### YOUR OBJECTIVE
The answer is all of the entries below, repeated exactly and free of pictures.

### GIVEN DATA
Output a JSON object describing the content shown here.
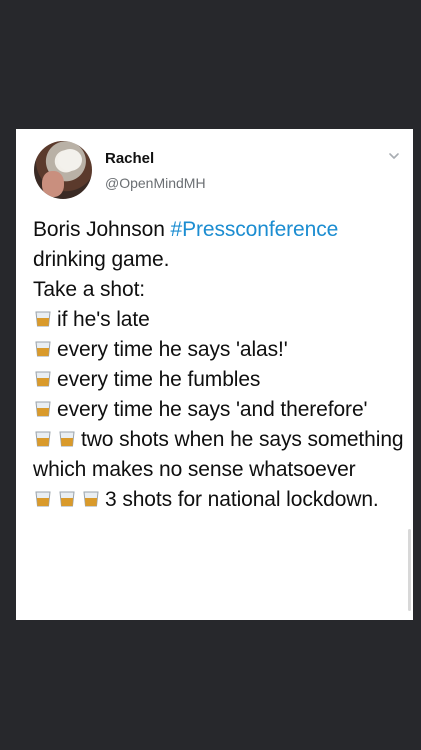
{
  "tweet": {
    "author_name": "Rachel",
    "author_handle": "@OpenMindMH",
    "line1_text": "Boris Johnson ",
    "line1_hashtag": "#Pressconference",
    "line2": "drinking game.",
    "line3": "Take a shot:",
    "item1": "if he's late",
    "item2": "every time he says 'alas!'",
    "item3": "every time he fumbles",
    "item4": "every time he says 'and therefore'",
    "item5": "two shots when he says something which makes no sense whatsoever",
    "item6": "3 shots for national lockdown."
  },
  "icons": {
    "shot_glass": "tumbler-glass-icon",
    "menu": "chevron-down-icon"
  },
  "colors": {
    "background": "#27282c",
    "card": "#ffffff",
    "hashtag": "#1c8dd1",
    "handle": "#6b6f73"
  }
}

### ANSWER BOX
Output a JSON object describing the content shown here.
{
  "tweet": {
    "author_name": "Rachel",
    "author_handle": "@OpenMindMH",
    "line1_text": "Boris Johnson ",
    "line1_hashtag": "#Pressconference",
    "line2": "drinking game.",
    "line3": "Take a shot:",
    "item1": "if he's late",
    "item2": "every time he says 'alas!'",
    "item3": "every time he fumbles",
    "item4": "every time he says 'and therefore'",
    "item5": "two shots when he says something which makes no sense whatsoever",
    "item6": "3 shots for national lockdown."
  },
  "icons": {
    "shot_glass": "tumbler-glass-icon",
    "menu": "chevron-down-icon"
  },
  "colors": {
    "background": "#27282c",
    "card": "#ffffff",
    "hashtag": "#1c8dd1",
    "handle": "#6b6f73"
  }
}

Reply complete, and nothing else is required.